Read your firm’s job description for a litigation paralegal AND go read a few other litigation paralegal job descriptions that you can find online.
Make yourself a bullet point list of all of the required skills and preferred skills that they are looking for in a litigation paralegal (or whatever paralegal position you are wanting to transfer to or move into). From that list, put a checkmark next to the ones that you have.
Now keep in mind with this one, you might not have the exact skill that’s listed in the job description, but you might have a skill that is transferrable to that position. For example, the job description may have the skill of legal research and investigation skills. You haven’t done much legal research in your commercial paralegal position, but you have done some big due diligence projects on those pending transactions. With a little bit of training, that skill would be transferrable.
5. Develop Your Skills
Next, you’ll want to go get the skills that are on that bullet point list that don’t have a checkmark on them. How? Get online and do some research on which classes you can take to fill in that gap. And make sure it’s something that you can prove you did with a certificate, not just by watching a YouTube video. Make it something that your employer could verify if they wanted to.
Now I’m not saying it has to be a CLE certificate. We’re not talking about CLE credits. Just a certificate of completion. You can’t go ask to switch practice areas and say to them, I watched a bunch of YouTube videos that showed me how to draft discovery, and get ready for depositions and trials.
Even if you can’t get all of those in one course, like our Litigation Boot Camp, then maybe you find a bunch of short courses on each topic and slowly add more checkmarks to that list throughout the next year. Keep in mind, that enrollment closes for our Litigation Boot Camp on June 16th. So you may be reading this later in June, or even later in the year and the course may not be available. You can learn more about the course at paralegal-bootcamp.com/litigation if you are in litigation or want to transition to the litigation practice area. Or if you’re a legal assistant who wants to eventually take on a paralegal role in your firm.
6. Talk to Others Working in that Practice Area
Talk to as many paralegals in that new practice area as you can so that you can get a better idea of what day-to-day life might look like for them.

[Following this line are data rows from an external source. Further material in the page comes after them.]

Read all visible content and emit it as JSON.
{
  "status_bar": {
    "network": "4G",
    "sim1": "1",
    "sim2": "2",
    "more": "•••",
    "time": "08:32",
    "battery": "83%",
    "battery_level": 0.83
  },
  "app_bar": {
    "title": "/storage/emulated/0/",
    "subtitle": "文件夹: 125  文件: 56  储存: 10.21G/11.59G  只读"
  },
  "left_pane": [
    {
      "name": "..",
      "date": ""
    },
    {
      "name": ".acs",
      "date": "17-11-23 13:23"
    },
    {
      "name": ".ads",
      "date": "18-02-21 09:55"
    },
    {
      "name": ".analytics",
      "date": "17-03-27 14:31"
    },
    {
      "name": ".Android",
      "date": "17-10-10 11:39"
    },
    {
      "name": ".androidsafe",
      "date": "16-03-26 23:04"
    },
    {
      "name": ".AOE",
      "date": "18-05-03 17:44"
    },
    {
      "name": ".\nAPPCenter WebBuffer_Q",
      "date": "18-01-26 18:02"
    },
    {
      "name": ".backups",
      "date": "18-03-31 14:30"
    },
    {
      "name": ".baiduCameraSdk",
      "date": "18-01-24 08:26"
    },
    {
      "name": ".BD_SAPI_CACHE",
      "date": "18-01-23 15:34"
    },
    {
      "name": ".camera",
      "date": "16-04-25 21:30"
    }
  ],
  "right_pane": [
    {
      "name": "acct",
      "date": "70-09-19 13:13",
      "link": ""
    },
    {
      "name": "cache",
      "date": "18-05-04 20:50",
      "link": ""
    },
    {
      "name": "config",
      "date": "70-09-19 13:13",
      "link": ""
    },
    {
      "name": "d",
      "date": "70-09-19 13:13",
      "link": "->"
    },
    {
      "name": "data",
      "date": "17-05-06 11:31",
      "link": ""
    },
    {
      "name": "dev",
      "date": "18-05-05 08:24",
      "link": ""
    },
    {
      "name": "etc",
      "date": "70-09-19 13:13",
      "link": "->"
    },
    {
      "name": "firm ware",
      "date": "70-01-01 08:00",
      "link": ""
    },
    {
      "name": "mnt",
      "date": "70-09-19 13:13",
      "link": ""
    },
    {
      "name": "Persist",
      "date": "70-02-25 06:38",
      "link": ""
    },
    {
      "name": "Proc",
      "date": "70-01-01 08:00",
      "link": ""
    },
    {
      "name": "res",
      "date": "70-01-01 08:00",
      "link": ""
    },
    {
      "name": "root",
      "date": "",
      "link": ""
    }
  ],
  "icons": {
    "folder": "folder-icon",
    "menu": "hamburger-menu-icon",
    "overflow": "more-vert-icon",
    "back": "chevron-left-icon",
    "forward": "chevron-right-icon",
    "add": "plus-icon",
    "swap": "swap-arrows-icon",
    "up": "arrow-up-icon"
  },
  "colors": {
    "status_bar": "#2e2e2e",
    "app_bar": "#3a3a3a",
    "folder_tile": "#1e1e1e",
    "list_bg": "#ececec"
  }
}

Just like you made a list of the pros and cons of your current practice area, ask them what they like most and what they like least about that practice area.
Depending on the practice area, and WHY you want to move into that practice area, your conversation might even go one step further. For example, if you’re like that real estate paralegal wanting to transition into a litigation paralegal position, and one of your motivations is that you want to go to trial. Ask those litigation paralegals how often they go to trial.
Just like everything else that’s specific to certain practice areas, something like that can also be specific to different practice area specialties within litigation.
These 6 steps will ensure that you are thoroughly exploring the practice area you are considering transitioning to and that you are well-prepared for that transition. If you think that litigation is right for you, we hope you’ll join us in the Litigation Paralegal Boot Camp before doors close on June 16th.
Meet the Author
Ann Pearson is the Founder of the Paralegal Boot Camp, and host of the Paralegals on Fire! Podcast Show, and passionate about promoting the paralegal profession.
Ann spent 20 years working as a paralegal manager and a litigation paralegal before opening the Paralegal Boot Camp in 2010. Her training programs focus on adding immediate value to a paralegal’s career and bridging the gap between what a paralegal learns in school and what they actually do on the job.
When Ann is not working, you can usually find her somewhere near the ocean, either boating, scuba diving, or rescuing sea turtles.